Anyone with an interest in gender equality or fair treatment of gays and lesbians, take note: The Navy announced this week that it will start assigning women to its submarine crews next month. (That is, unless congressional opponents decide to intervene.)
To the uninitiated, that might not sound like a big deal. But it’s a true sea change. In fact, it could foretell a faster end to the military’s “Don’t Ask, Don’t Tell” policy—and even its arcane injunction on women serving in combat roles.
The United States military has always been preoccupied with its hidebound traditions. In that respect, the Navy is like other military branches, only more so, with 21st-century sailors speaking of the Joneses—Davy and John Paul—like immediate family. Within that culture, there’s always been an even more heritage-obsessed fraternity: the submarine service. It was officially born in 1900 with its first undersea ship of war, the USS Holland. It was also the first branch to truly go nuclear, with the atomic-powered USS Nautilus in 1955. In all those years, the “silent service” has reveled in its exclusivity, operating as a fraternity for some of the Navy’s smartest and ablest sailors.
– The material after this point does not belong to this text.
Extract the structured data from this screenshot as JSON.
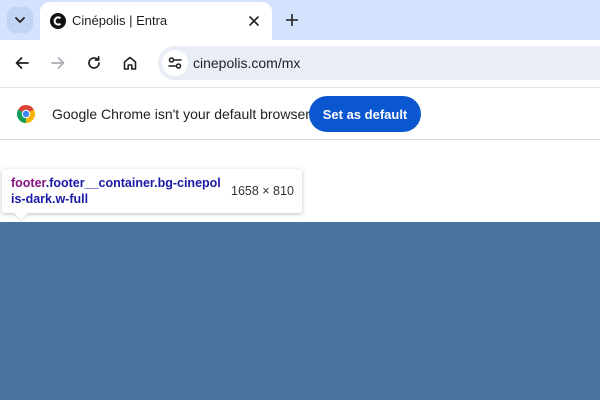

Except that it’s a fraternity no more.
If that were the whole story, what a happy story it would be. But opponents of the move have a possible trump card to play.
In accordance with federal law, Defense Secretary Robert Gates informed Congress of the change on Monday; members of the House and Senate now have a month to block the move by passing a bill, or demanding a study of the issue (an option that’s slowed progress on DADT). Similar action has been taken before, as when the GOP-led House Armed Services Committee in 2005 approved a resolution barring women from serving in any unit that might see combat action.
Duncan Hunter (R-Calif.), the architect of that proposal, said at the time: “The American people have never wanted to have women in combat and this reaffirms that policy.” There’s no word yet on whether he feels the same way now, five years later, or whether ex-Navy tailhooker John McCain—who thinks women can be effective vice presidents, but not fighter pilots—has a dog in this fight. But if congressional conservatives allow this submarine rule to stand, it could signal a general unwillingness on their part to legislate social policy in the military. Perhaps their resistance to gays and women in combat, too, will collapse under “bill fatigue.”